Cultivar developed from cuttings of the original Da Hong Pao mother plants. Medium roasted dark fudge aroma. Brandy, hazelnut, butterscotch and cooked apple.
Season: Spring 2016
Cultivar: Bei Dou Yi Hao
Origin: Zhengyan, Fujian, China
Picking and Processing: Up to third or fourth leaves with medium baking
DRY LEAF: Large, whole, twisted prune brown leaves with aroma of hazelnut chocolate and plum wine.
WET LEAF: Lustrous and metallic mud green leaves with aroma of butterscotch and cooked apple.
LIQUOR: Verjus orange liquor. Dark fudge in kraft paper wrappers, charcoal, fresh cut pinewood.
FINISH: Very mineral dry and clean with a slight juiciness on the sides of tongue.
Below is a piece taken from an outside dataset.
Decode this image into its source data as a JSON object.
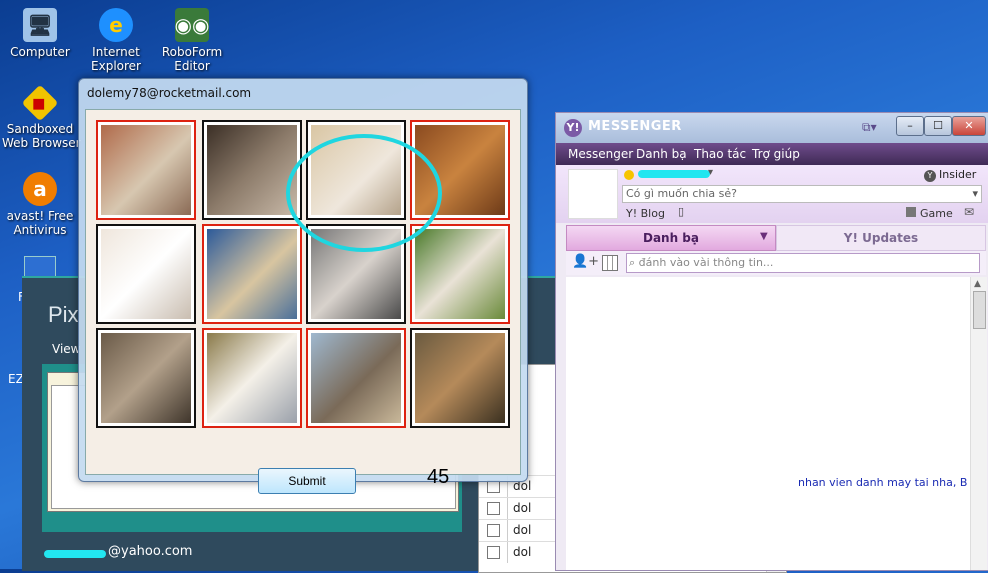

SENSATION: Warm and satisfying.
There is much controversy over the lineage of Da Hong Pao (Big Red Robe). The original six mother plants (over 300 years old) still grow in Wuyi but they are protected by the Chinese Government and almost never picked but dutifully cared for. In the 1980's cuttings of these bushes were made for genetically identical asexual propagation and since then they have spread around Wuyi mountain. So there are 1st generation bushes, 2nd generation bushes and so on.
So it is common knowledge that in order to drink pure Da Hong Pao you should be seeking tea grown from these bushes. Of course factors such as the area, soil, microclimate will all play their part in the quality of the tea but pure Da Hong Pao should supposedly be from these 'Qi Dan' bushes.
Enter the marketeers. Knowing that the original Da Hong Pao bushes were commanding huge prices (around $1m per kg) and that there was a limited quantity of the Qi Dan clones, many sellers began blending other Wuyi varieties together to create an approximation of the pure Da Hong Pao. It is thought that around 80% of the Da Hong Pao being sold is blended tea usually with a combination of widely available Shui Xian and Rou Gui (sometimes mixed with a little Qi Dan). Therefore Da Hong Pao became a name associated with a style of tea rather than a strict variety. Depending on the producer and the leaves used in their blends you can find delicious Da Hong Pao and a lot of pretty ordinary Da Hong Pao.
So that's all clear right? Apparently not!
In the 1950's a scientist called Yao Yue Ming was instructed to analyse the Da Hong Pao mother bushes. He, along with other scientists took cuttings of the mother bushes and spent many years cultivating these plants. During the cultural revolution his work was destroyed but he kept working in secret and in the 1980's he cultivated his plants in Bei Dou Peak. This was the pinnacle of his achievements and since then plants have been propagated from these bushes.
This tea has become known as Bei Dou and we call it Lost Robe (original Da Hong Pao is called Big Red Robe). So, is this tea basically a Qi Dan which has been hybridised and changed by Yao Yue Ming or is the Bei Dou variety part of the six original Da Hong Pao mother plants? The answer is unclear but probably a bit of both. It is worth remembering that these ancient mother plants were grown from seed and therefore are not genetically identical so perhaps the 'pure' Da Hong Pao made hundreds of years ago are actually a blend after all!
Whatever the details, this tea is a direct descendent from the original Da Hong Pao mother plants.